- Task -
Show every line from the entries that follow which holds the word "Hijau".

- Dataset excerpts -
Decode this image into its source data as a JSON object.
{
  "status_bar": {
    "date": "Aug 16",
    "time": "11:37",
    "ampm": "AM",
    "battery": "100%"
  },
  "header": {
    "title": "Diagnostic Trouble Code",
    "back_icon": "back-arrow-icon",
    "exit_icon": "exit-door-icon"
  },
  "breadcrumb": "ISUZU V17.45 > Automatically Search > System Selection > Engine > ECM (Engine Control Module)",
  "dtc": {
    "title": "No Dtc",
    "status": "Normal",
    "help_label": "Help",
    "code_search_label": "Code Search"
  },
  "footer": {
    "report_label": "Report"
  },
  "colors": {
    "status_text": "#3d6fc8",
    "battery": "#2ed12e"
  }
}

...

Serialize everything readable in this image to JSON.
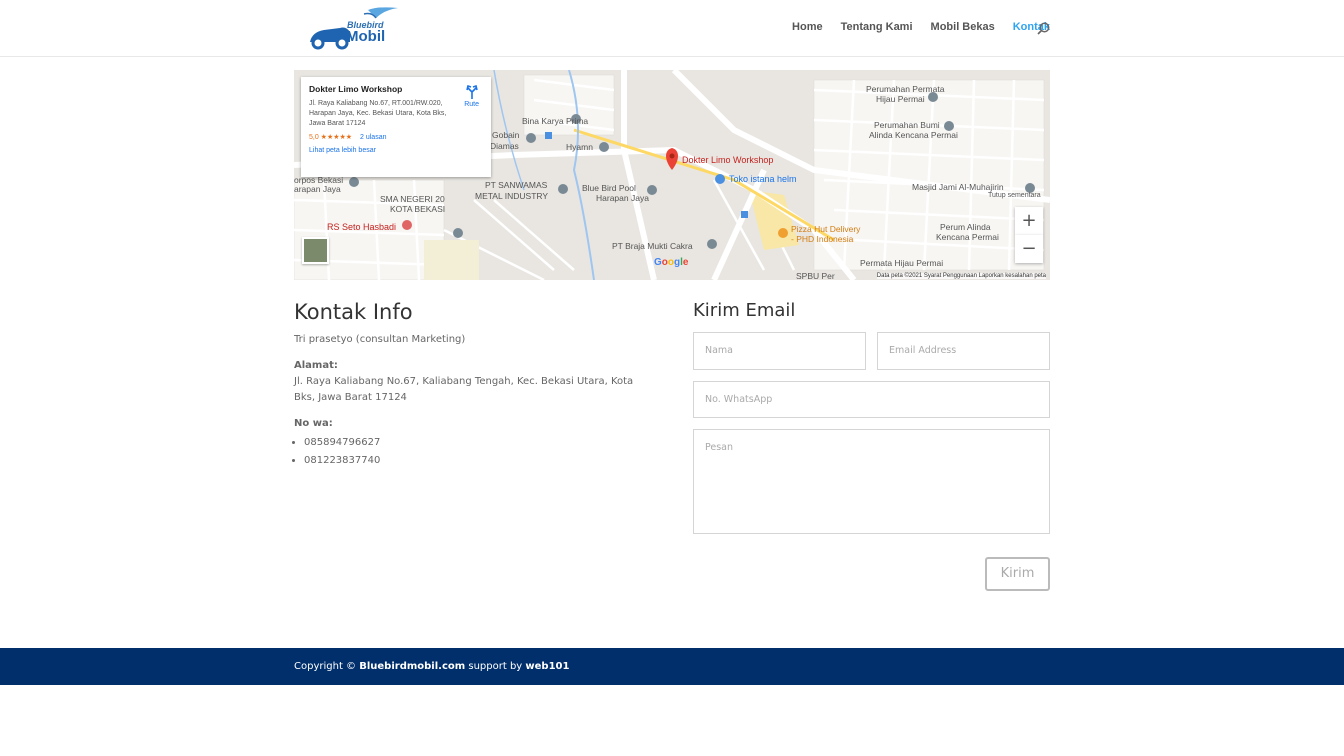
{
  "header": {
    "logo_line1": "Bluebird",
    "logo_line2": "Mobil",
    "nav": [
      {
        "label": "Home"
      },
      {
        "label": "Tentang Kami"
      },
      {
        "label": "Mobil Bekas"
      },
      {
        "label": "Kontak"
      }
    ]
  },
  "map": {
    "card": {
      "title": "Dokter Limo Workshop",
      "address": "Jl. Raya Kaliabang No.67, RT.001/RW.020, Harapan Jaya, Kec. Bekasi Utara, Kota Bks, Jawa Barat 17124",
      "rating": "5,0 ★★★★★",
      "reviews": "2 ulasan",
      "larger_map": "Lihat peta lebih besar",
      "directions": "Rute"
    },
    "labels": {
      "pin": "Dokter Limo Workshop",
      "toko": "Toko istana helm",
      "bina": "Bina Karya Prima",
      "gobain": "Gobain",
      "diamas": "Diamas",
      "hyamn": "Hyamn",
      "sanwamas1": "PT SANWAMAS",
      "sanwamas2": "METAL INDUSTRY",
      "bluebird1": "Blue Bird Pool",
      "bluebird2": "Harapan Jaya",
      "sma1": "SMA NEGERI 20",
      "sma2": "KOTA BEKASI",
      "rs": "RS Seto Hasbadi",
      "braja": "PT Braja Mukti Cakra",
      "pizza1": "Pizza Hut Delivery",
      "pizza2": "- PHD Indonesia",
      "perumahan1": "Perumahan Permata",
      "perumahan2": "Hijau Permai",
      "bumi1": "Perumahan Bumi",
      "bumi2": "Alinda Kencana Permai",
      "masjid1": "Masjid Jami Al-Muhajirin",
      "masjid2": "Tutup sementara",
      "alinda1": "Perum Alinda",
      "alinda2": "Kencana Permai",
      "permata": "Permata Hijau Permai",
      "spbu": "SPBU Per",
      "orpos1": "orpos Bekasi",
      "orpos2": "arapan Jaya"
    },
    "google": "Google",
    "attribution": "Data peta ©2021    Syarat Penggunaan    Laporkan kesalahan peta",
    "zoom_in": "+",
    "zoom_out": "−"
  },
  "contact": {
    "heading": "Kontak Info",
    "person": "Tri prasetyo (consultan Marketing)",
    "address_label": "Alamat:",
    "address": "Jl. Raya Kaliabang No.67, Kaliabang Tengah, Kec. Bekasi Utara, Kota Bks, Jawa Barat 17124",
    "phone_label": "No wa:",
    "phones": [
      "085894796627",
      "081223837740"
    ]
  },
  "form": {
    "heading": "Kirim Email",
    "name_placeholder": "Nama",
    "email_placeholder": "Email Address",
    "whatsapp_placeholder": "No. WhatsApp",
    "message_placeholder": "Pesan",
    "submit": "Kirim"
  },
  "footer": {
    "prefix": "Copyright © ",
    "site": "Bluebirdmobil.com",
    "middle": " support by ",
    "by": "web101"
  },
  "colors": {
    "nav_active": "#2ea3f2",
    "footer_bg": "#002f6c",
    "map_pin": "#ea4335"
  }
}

- Reply to the exercise -
      "perumahan2": "Hijau Permai",
      "permata": "Permata Hijau Permai",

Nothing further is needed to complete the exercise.